As a result, the Doctor actually became fundamental to the founding of Gallifreyan society. But more importantly, in ‘The Timeless Children’ the young Doctor is seen to regenerate countless times as they are experimented on by Tecteun, and we know from ‘Fugitive of the Judoon’ that there are many other forgotten incarnations of the Doctor wandering the cosmos – incarnations that came long before William Hartnell.
So could the same be true for the War Doctor? It’s certainly possible that a number of other forgotten incarnations could have come between Hurt and Eccleston – and who knows, maybe a future showrunner will pick up on this plot point. Certainly, many people have speculated about the regeneration between the Second and Third Doctors over the years. The transition between these two Time Lords was never shown on screen, so it’s possible that the Doctor could have worn some other bodies before settling on the Jon Pertwee incarnation.
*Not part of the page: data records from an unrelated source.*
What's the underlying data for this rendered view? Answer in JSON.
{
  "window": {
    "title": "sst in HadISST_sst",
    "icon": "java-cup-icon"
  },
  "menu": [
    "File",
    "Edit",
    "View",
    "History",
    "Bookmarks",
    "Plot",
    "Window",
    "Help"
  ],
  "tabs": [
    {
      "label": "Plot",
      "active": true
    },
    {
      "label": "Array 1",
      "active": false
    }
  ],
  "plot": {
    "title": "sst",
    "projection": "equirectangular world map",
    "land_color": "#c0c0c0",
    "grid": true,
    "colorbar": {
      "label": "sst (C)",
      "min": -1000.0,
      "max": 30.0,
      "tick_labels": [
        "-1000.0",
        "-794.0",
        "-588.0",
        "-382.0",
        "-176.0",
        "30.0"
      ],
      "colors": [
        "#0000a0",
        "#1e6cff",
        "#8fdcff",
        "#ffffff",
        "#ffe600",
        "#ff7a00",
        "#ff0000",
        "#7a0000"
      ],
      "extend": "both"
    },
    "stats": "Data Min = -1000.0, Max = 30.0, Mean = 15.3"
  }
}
Most people, though, will settle on the established order of things – Patrick Troughton regenerated into Jon Pertwee, and the War Doctor regenerated into the Ninth. Searching for other explanations has the potential for all kinds of headaches, and re-numbering the Doctors is always a risky business. Think of all those tattoos that would need to be redone!
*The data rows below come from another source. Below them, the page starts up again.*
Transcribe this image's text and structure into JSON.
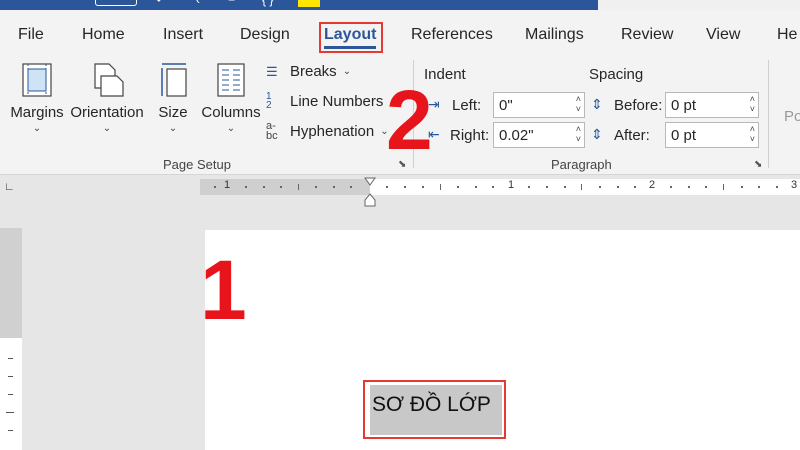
{
  "tabs": [
    "File",
    "Home",
    "Insert",
    "Design",
    "Layout",
    "References",
    "Mailings",
    "Review",
    "View",
    "He"
  ],
  "active_tab": "Layout",
  "page_setup": {
    "margins": "Margins",
    "orientation": "Orientation",
    "size": "Size",
    "columns": "Columns",
    "breaks": "Breaks",
    "line_numbers": "Line Numbers",
    "hyphenation": "Hyphenation",
    "group_label": "Page Setup"
  },
  "paragraph": {
    "indent_label": "Indent",
    "spacing_label": "Spacing",
    "left_label": "Left:",
    "left_value": "0\"",
    "right_label": "Right:",
    "right_value": "0.02\"",
    "before_label": "Before:",
    "before_value": "0 pt",
    "after_label": "After:",
    "after_value": "0 pt",
    "group_label": "Paragraph"
  },
  "ribbon_partial": "Po",
  "ruler_numbers": [
    "1",
    "1",
    "2",
    "3"
  ],
  "document": {
    "selected_text": "SƠ ĐỒ LỚP"
  },
  "annotations": {
    "step1": "1",
    "step2": "2"
  },
  "colors": {
    "accent": "#2b579a",
    "annotation": "#e8141c"
  }
}
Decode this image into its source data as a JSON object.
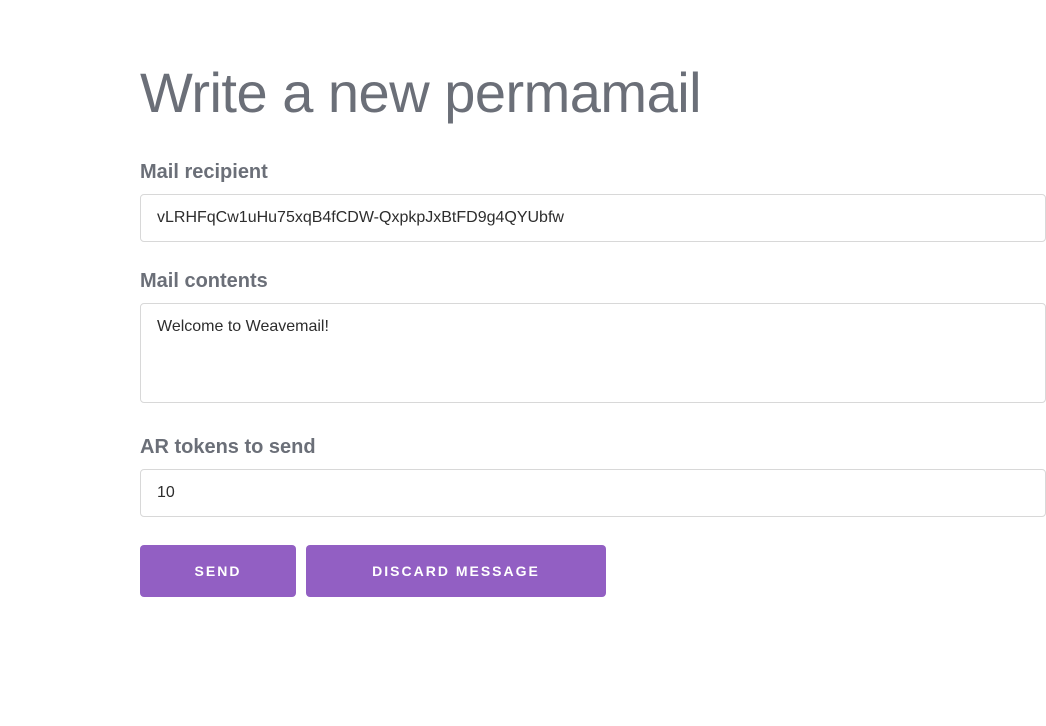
{
  "header": {
    "title": "Write a new permamail"
  },
  "form": {
    "recipient": {
      "label": "Mail recipient",
      "value": "vLRHFqCw1uHu75xqB4fCDW-QxpkpJxBtFD9g4QYUbfw"
    },
    "contents": {
      "label": "Mail contents",
      "value": "Welcome to Weavemail!"
    },
    "tokens": {
      "label": "AR tokens to send",
      "value": "10"
    }
  },
  "buttons": {
    "send": "SEND",
    "discard": "DISCARD MESSAGE"
  },
  "colors": {
    "accent": "#925fc3",
    "textMuted": "#6b6f78",
    "border": "#d8d8d8"
  }
}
And whilst the War Doctor’s incarnation was one of the briefest in Doctor Who history, his story has been greatly expanded by the audio company Big Finish, who have produced a plethora of box sets chronicling his adventures during the Time War. Moreover, the company has started releasing a new series of origin box sets, subtitled The War Doctor Begins. The first of these picks up straight after the War Doctor’s first appearance in ‘The Night of the Doctor,’ and explains how he became the hard-bitten fighter that we see in the 50th anniversary special.
So, whilst the War Doctor’s regeneration may have been a swift and somewhat unexpected affair, it did bring some continuity to the Doctor Who timeline, if we accept that John Hurt was changing into Christopher Eccleston. In our next blog post, we’ll explore the departure of the Ninth Doctor – an event that took place some eight years earlier (wibbley wobbley, timey wimey.) See you there.
How do you think the War Doctor’s regeneration fits into the Doctor Who timeline? Do you think John Hurt was really regenerating into Christopher Eccleston? Let me know in the comments below.
Thirteenth Doctor scarf – order now from the Lovarzi shop!